**Task description**
Wherever the word "this" occurs in the listing below, copy that whole line.

**Available records**

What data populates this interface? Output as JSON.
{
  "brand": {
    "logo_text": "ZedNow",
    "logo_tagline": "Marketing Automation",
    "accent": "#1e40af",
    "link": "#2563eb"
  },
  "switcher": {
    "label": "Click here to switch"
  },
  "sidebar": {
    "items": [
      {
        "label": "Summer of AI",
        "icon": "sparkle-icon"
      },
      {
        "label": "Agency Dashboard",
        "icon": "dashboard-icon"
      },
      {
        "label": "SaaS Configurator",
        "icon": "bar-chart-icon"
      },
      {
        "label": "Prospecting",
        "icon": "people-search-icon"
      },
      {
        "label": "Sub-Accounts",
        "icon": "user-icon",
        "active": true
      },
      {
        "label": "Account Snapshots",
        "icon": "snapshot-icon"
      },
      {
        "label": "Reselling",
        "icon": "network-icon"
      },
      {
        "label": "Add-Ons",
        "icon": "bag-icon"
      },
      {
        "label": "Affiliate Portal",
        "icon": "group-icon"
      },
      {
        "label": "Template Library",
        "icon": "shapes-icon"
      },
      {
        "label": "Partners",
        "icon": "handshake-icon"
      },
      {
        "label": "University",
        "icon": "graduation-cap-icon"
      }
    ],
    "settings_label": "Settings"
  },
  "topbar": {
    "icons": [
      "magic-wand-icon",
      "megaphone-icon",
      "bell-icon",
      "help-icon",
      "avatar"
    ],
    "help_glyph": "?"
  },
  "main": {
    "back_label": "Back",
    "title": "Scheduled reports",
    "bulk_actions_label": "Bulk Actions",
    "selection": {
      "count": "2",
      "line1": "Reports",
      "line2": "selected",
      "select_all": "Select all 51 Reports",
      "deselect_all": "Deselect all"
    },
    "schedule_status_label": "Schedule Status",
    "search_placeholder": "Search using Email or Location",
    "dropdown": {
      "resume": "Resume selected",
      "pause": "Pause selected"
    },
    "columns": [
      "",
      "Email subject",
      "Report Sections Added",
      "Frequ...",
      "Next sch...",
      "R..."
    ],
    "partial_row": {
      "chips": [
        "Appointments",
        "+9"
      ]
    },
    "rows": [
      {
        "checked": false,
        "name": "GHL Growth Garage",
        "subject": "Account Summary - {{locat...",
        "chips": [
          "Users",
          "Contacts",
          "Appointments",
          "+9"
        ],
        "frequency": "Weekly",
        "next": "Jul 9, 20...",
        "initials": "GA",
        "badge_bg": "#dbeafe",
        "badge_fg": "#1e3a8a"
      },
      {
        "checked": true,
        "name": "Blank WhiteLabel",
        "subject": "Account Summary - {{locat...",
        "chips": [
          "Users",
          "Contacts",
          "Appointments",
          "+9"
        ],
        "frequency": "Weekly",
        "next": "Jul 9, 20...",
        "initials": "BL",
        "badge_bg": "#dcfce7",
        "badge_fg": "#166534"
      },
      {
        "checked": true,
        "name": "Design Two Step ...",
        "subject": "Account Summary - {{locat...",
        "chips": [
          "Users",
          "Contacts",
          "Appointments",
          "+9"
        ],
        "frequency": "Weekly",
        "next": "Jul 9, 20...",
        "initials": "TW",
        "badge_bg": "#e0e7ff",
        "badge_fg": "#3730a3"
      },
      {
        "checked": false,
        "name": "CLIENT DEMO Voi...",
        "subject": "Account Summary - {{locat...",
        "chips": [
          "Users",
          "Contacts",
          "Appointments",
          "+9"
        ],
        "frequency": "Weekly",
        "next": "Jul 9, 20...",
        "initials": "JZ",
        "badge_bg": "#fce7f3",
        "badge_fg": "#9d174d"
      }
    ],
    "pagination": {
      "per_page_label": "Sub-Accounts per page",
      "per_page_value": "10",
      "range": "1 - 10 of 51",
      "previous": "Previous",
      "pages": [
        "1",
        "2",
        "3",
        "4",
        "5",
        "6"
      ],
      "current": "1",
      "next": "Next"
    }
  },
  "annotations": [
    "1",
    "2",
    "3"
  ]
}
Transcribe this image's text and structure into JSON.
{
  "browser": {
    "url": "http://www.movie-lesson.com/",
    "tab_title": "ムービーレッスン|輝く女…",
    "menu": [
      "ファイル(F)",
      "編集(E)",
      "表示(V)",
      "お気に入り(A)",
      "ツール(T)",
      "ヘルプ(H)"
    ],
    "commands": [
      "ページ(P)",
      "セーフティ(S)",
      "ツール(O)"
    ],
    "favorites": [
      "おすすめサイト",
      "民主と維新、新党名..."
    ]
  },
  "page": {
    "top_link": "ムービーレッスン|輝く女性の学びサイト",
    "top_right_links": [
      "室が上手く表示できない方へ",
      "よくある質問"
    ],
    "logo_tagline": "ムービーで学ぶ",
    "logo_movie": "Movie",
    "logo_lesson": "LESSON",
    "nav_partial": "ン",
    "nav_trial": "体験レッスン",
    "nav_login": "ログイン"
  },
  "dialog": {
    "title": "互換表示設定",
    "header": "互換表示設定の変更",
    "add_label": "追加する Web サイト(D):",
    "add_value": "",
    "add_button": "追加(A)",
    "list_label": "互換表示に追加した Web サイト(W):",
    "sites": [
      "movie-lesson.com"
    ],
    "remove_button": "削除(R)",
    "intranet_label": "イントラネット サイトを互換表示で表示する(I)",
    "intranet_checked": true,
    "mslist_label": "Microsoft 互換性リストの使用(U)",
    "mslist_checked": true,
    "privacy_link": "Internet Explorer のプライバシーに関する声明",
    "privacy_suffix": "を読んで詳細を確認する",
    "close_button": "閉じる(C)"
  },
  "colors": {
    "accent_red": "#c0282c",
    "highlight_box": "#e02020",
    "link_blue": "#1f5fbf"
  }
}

**Written answer**
What data populates this interface? Output as JSON.
Transcribe this image's text and structure into JSON.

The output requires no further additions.